organization
publishing date
type
Contribution to journal
publication status
published
subject
in
Journal of Immunology
volume
199
issue
11
pages
12 pages
publisher
American Association of Immunologists
external identifiers
  • scopus:85034774838
  • wos:000415967800014
ISSN
0022-1767
DOI
10.4049/jimmunol.1700426
language
English
LU publication?
yes
id
e7c95173-13b9-46fd-a335-5087953465db
date added to LUP
2017-12-07 13:30:34
date last changed
2018-07-15 04:45:59
@article{e7c95173-13b9-46fd-a335-5087953465db,
  abstract     = {<p>Bacteria can cause life-threatening infections, such as pneumonia, meningitis, or sepsis. Antibiotic therapy is a mainstay of treatment, although antimicrobial resistance has drastically increased over the years. Unfortunately, safe and effective vaccines against most pathogens have not yet been approved, and thus developing alternative treatments is important. We analyzed the efficiency of factor H (FH)6-7/Fc, a novel antibacterial immunotherapeutic protein against the Gram-positive bacterium Streptococcus pyogenes. This protein is composed of two domains of complement inhibitor human FH (FH complement control protein modules 6 and 7) that bind to S. pyogenes, linked to the Fc region of IgG (FH6-7/Fc). FH6-7/Fc has previously been shown to enhance complement-dependent killing of, and facilitate bacterial clearance in, animal models of the Gram-negative pathogens Haemophilus influenzae and Neisseria meningitidis. We hypothesized that activation of complement by FH6-7/Fc on the surface of Gram-positive bacteria such as S. pyogenes will enable professional phagocytes to eliminate the pathogen. We found that FH6-7/Fc alleviated S. pyogenes–induced sepsis in a transgenic mouse model expressing human FH (S. pyogenes binds FH in a human-specific manner). Furthermore, FH6-7/Fc, which binds to protein H and selected M proteins, displaced FH from the bacterial surface, enhanced alternative pathway activation, and reduced bacterial blood burden by opsonophagocytosis in a C3-dependent manner in an ex vivo human whole-blood model. In conclusion, FH-Fc chimeric proteins could serve as adjunctive treatments against multidrug-resistant bacterial infections.</p>},
  author       = {Blom, Anna M. and Magda, Michal and Kohl, Lisa and Shaughnessy, Jutamas and Lambris, John D. and Ram, Sanjay and Ermert, David},
  issn         = {0022-1767},
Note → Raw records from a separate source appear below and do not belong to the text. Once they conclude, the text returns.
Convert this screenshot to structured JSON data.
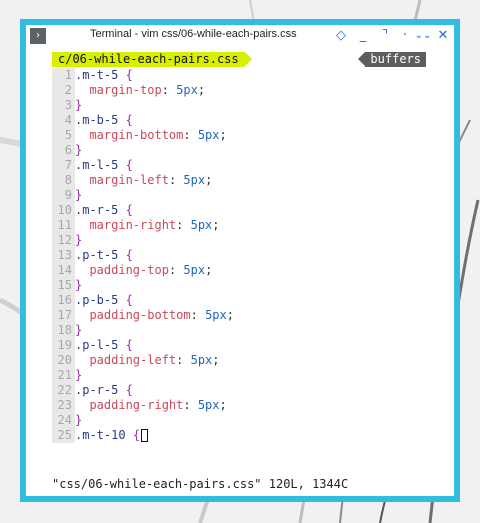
{
  "window": {
    "title": "Terminal - vim css/06-while-each-pairs.css",
    "app_icon_glyph": "›",
    "controls": {
      "pin": "◇",
      "minimize": "_",
      "maximize": "⌝",
      "shade": "·",
      "menu": "⌄⌄",
      "close": "✕"
    }
  },
  "vim": {
    "active_tab": "c/06-while-each-pairs.css",
    "buffers_label": "buffers",
    "lines": [
      {
        "n": "1",
        "sel": ".m-t-5",
        "brace": "{"
      },
      {
        "n": "2",
        "prop": "margin-top",
        "val": "5px"
      },
      {
        "n": "3",
        "close": "}"
      },
      {
        "n": "4",
        "sel": ".m-b-5",
        "brace": "{"
      },
      {
        "n": "5",
        "prop": "margin-bottom",
        "val": "5px"
      },
      {
        "n": "6",
        "close": "}"
      },
      {
        "n": "7",
        "sel": ".m-l-5",
        "brace": "{"
      },
      {
        "n": "8",
        "prop": "margin-left",
        "val": "5px"
      },
      {
        "n": "9",
        "close": "}"
      },
      {
        "n": "10",
        "sel": ".m-r-5",
        "brace": "{"
      },
      {
        "n": "11",
        "prop": "margin-right",
        "val": "5px"
      },
      {
        "n": "12",
        "close": "}"
      },
      {
        "n": "13",
        "sel": ".p-t-5",
        "brace": "{"
      },
      {
        "n": "14",
        "prop": "padding-top",
        "val": "5px"
      },
      {
        "n": "15",
        "close": "}"
      },
      {
        "n": "16",
        "sel": ".p-b-5",
        "brace": "{"
      },
      {
        "n": "17",
        "prop": "padding-bottom",
        "val": "5px"
      },
      {
        "n": "18",
        "close": "}"
      },
      {
        "n": "19",
        "sel": ".p-l-5",
        "brace": "{"
      },
      {
        "n": "20",
        "prop": "padding-left",
        "val": "5px"
      },
      {
        "n": "21",
        "close": "}"
      },
      {
        "n": "22",
        "sel": ".p-r-5",
        "brace": "{"
      },
      {
        "n": "23",
        "prop": "padding-right",
        "val": "5px"
      },
      {
        "n": "24",
        "close": "}"
      },
      {
        "n": "25",
        "sel": ".m-t-10",
        "brace": "{",
        "cursor": true
      }
    ],
    "status_message": "\"css/06-while-each-pairs.css\" 120L, 1344C"
  },
  "colors": {
    "window_border": "#30bdde",
    "tab_active": "#d7ef00",
    "tab_buffers": "#5d5d5d",
    "selector": "#2b3a8c",
    "brace": "#9b2fae",
    "property": "#c64a5a",
    "value": "#1f66c4"
  }
}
  language     = {eng},
  month        = {12},
  number       = {11},
  pages        = {3828--3839},
  publisher    = {American Association of Immunologists},
  series       = {Journal of Immunology},
  title        = {Factor H–IgG chimeric proteins as a therapeutic approach against the gram-positive bacterial pathogen Streptococcus pyogenes},
  url          = {http://dx.doi.org/10.4049/jimmunol.1700426},
  volume       = {199},
  year         = {2017},
}